The objective of this research is to make publicly available a unique and extensive dataset of fully annotated unobtrusive and continuous behavioral monitoring data. Unobtrusive and continuous monitoring is the use of environmental and physiological sensors to continuously gather health-related data about patients during their daily activities in their homes and communities. This methodology allows the collection of objective data capturing an individual's behavior in an ecologically valid way. At the Oregon Center for Aging and Technology (ORCATECH), we have developed a system for collecting these objective behavioral measures continuously in a person's home as they go about their daily activities. Over the past seven years, we have deployed this system or parts of this system into more than 1000 homes. Our most comprehensive dataset is comprised of 250 individuals with more than three years of continuous data (the "ISAAC study"), representing literally millions of measures for each person. We are continuing to collect data in more than 100 of these homes, and so this dataset continues to grow. Importantly, this dataset is fully annotated with weekly self-report of health changes, falls, ER visits, visitors, outings, medications, mood, and pain. Furthermore, these data are provided in the context of full clinical and neuropsychological assessments performed semiannually for each person. Although ORCATECH is not the only center collecting in-home monitoring data, the extensive annotation of our dataset makes it a unique and valuable resource. Thus, our Specific Aims are: 1) To create a cleaned dataset of sensor-based behavioral data, fully annotated with relevant and timely clinical and neuropsychological data, which can be hosted at National Archive of Computerized Data on Aging (NACDA). This will entail working closely with NACDA investigators and staff to determine the optimal way to store and represent the annotations that are a key part of this unique data resource. It will also entail reviewing the data from each home in detail to make determinations of how to handle missing data;and 2) To develop a process and software (application programming interfaces, or APIs) for continued automated upload of new data from our database to NACDA, as data are collected in our ongoing longitudinal studies. For the proposed research, we will restrict the scope to data from the ISAAC study, although we will design the interfaces to allow later addition of other APIs to upload data from the full range of our in-home sensors and clinical assessments.

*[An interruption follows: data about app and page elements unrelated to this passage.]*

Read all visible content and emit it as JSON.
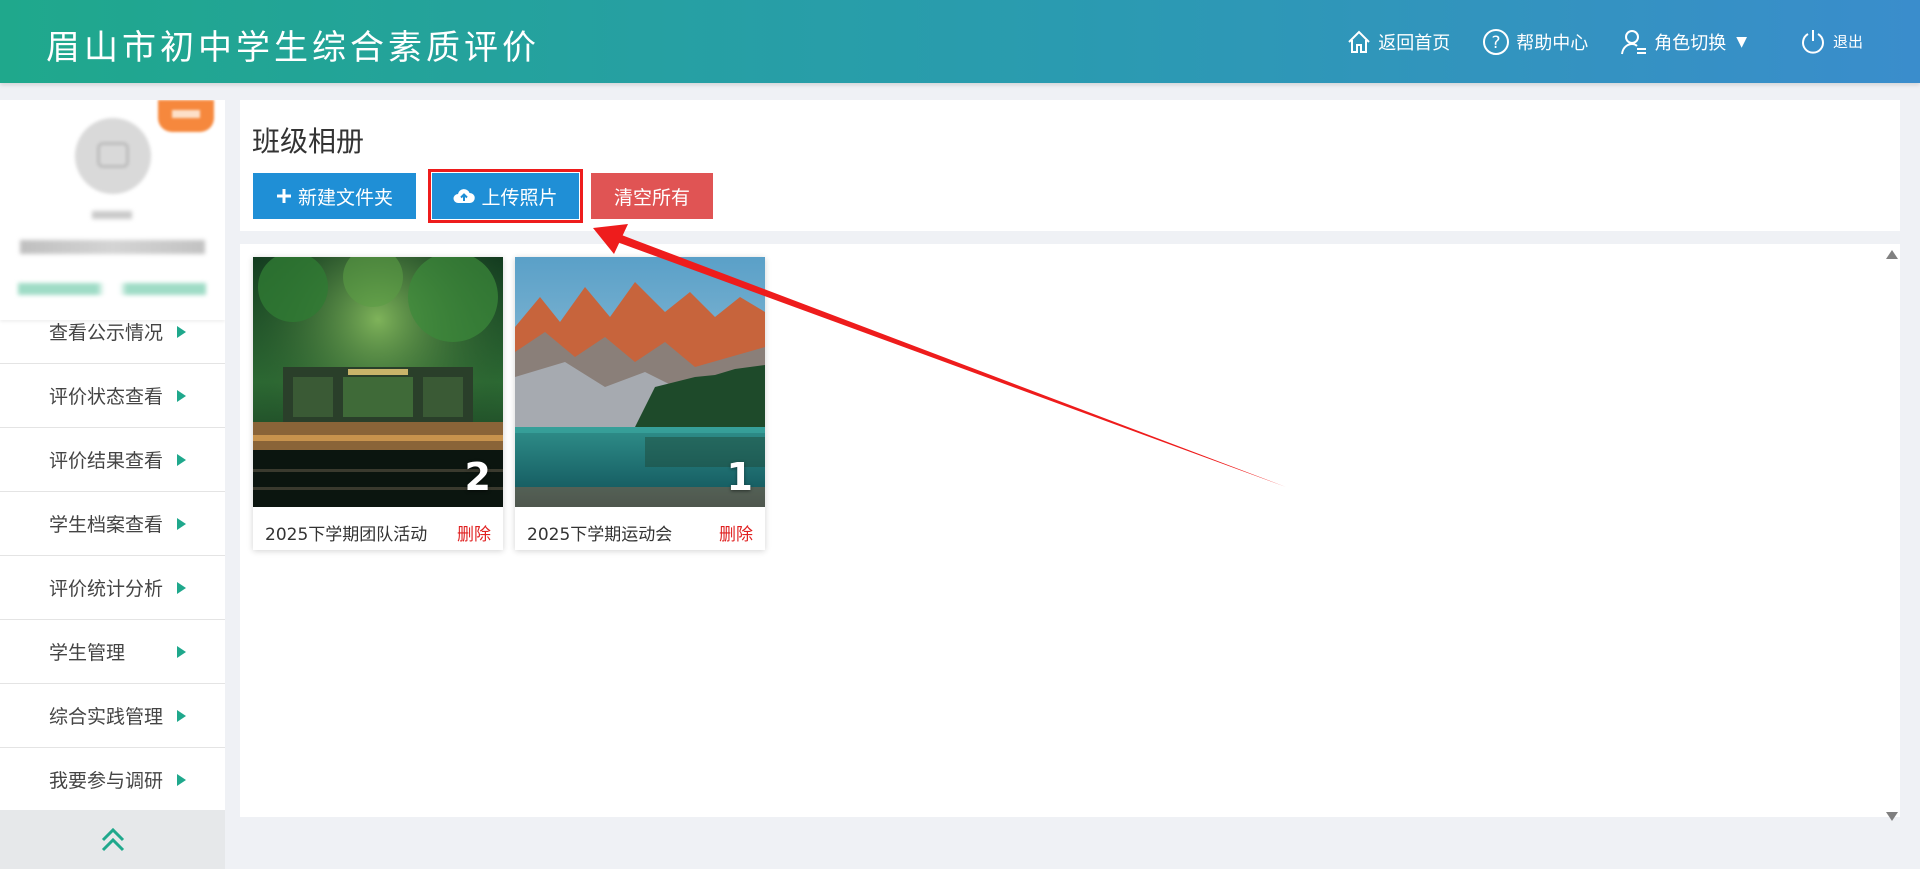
{
  "header": {
    "title": "眉山市初中学生综合素质评价",
    "nav": {
      "home": "返回首页",
      "help": "帮助中心",
      "role": "角色切换",
      "logout": "退出"
    }
  },
  "sidebar": {
    "menu": [
      {
        "label": "查看公示情况"
      },
      {
        "label": "评价状态查看"
      },
      {
        "label": "评价结果查看"
      },
      {
        "label": "学生档案查看"
      },
      {
        "label": "评价统计分析"
      },
      {
        "label": "学生管理"
      },
      {
        "label": "综合实践管理"
      },
      {
        "label": "我要参与调研"
      }
    ]
  },
  "main": {
    "title": "班级相册",
    "toolbar": {
      "new_folder": "新建文件夹",
      "upload": "上传照片",
      "clear_all": "清空所有"
    },
    "albums": [
      {
        "name": "2025下学期团队活动",
        "count": "2",
        "delete": "删除",
        "image": "forest-station-photo"
      },
      {
        "name": "2025下学期运动会",
        "count": "1",
        "delete": "删除",
        "image": "mountain-lake-photo"
      }
    ]
  },
  "colors": {
    "header_start": "#1fa88c",
    "header_end": "#3a8dcc",
    "primary_button": "#1f8fd6",
    "danger_button": "#e05454",
    "menu_arrow": "#1fa88c",
    "annotation": "#ee1c1c"
  }
}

The growing numbers of seniors with attendant chronic illness has given rise to a well-recognized crisis of health care in America. Continuous in-home assessment, in which behavioral and health measures are taken on an ongoing basis as a person goes about their daily activities, can improve our ability to identify health changes at the earliest possible time-points, averting crises and improving care management. The proposed project will archive the largest and best-annotated dataset of in-home monitoring data in the country, allowing researchers from many disciplines and perspectives to use this dataset to develop new models of healthy aging and care management.